Throwing blues, roots, psychedelia, rock and the British Invasion into a skillet and frying it in the flavors of Nashville and the Mississippi Delta, “Mississippi Moderne” by Webb Wilder is a nuanced album that happily surprises.
Pronounced “Mo-dern,” the album is far from being a traditional album of Americana and blues, full of creativity and vigor. Wilder was born in Hattiesburg, Mississippi, deep in the heart of Hill Country and Delta blues, and eventually soaked up the sounds of Austin and Nashville before releasing his 1986 debut album, “It Came From Nashville.” His winding path through cornerstone hubs of music certainly has influenced his style and Wilder seems excited to keep pushing his music to unique places.
The whole album feels like discovering a road in your hometown that you had no idea existed; the surroundings feel familiar, but the path is new enough to keep you excited and wondering. Wilder wants to give you something a little different each time.
The electrifying “Too Much Sugar For a Nickel” is born from the homegrown wisdom of Wilder’s mother about something being too good to be true and strums along with the glowing aura of the Traveling Wilburys. Wilder continues to push the song into an inspired coda that pulses with the surging, melodic, blues-rock of the Black Crowes, an engaging journey from beginning to end.
Continuing to surprise, Wilder isn’t afraid to look across the pond for ways to inject new textures and melodies into traditionally American styles of music. “Yard Dog” hums along with a crunchy, garage-rock rhythm that is accented with the mod-coolness of British Invasion-style keyboards and the band also punches out a fuzzy cover of The Kinks’ “I Gotta Move.” But nothing quite tingles the ears like the addition of electric sitar on “Only a Fool.” It’s a delicate dance Wilder does with grace not to trivialize the song with a novelty instrument, but the sitar adds a whimsical texture that only enhances the tune’s holding-onto-love theme.

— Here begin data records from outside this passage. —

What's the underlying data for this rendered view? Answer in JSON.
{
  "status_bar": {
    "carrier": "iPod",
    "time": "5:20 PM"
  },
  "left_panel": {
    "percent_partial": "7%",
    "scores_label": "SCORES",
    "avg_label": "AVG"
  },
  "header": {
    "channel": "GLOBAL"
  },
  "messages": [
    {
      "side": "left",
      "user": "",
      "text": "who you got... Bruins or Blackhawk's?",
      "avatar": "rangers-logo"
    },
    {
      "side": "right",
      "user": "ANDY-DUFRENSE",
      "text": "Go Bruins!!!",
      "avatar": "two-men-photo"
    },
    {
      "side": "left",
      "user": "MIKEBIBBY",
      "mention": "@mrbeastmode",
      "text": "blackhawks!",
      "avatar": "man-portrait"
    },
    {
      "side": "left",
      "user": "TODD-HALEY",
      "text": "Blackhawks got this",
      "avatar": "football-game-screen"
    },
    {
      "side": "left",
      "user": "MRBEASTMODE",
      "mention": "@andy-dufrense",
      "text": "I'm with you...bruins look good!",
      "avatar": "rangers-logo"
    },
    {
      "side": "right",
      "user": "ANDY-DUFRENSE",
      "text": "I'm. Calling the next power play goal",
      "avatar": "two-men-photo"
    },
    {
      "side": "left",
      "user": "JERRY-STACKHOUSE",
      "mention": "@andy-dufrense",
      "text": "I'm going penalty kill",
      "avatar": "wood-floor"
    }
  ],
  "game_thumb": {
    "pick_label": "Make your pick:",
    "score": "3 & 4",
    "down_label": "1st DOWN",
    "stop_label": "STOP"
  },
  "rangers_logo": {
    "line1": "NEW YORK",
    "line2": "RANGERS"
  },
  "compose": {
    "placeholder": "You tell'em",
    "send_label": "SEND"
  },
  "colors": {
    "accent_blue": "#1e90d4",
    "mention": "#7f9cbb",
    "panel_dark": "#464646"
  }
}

But with a title like “Mississippi Moderne,” the blues certainly makes choice appearances across the album and Wilder saves his most tenacious playing for such times. He releases a gnarled solo somewhere between bluesy, surf-guitar and country flat-pickin on the greasy “Rough and Tumble Guy,” which rattles with intensity. The guitarist settles into the heated groove of “It Takes Time” like a grizzled blues veteran, continuing to impress on the following “Lucy Mae Blues” as it wades farther in the sludgy marsh. In a nod to his Mississippi blues roots, Wilder channels legends Robert Johnson and Howlin’ Wolf on the haunting “Stones In My Path,” his voice deep and paranoid.
“Mississippi Moderne” is a forward-thinking album that speaks to Wilder’s varied influences with style and heart. Put it on and it will not disappoint.
- Webb Wilder
Release: Sept. 25, 2015
Label: Landslide Records
Notable Tracks: “Too Much Sugar For a Nickel,” “Stones In My Path”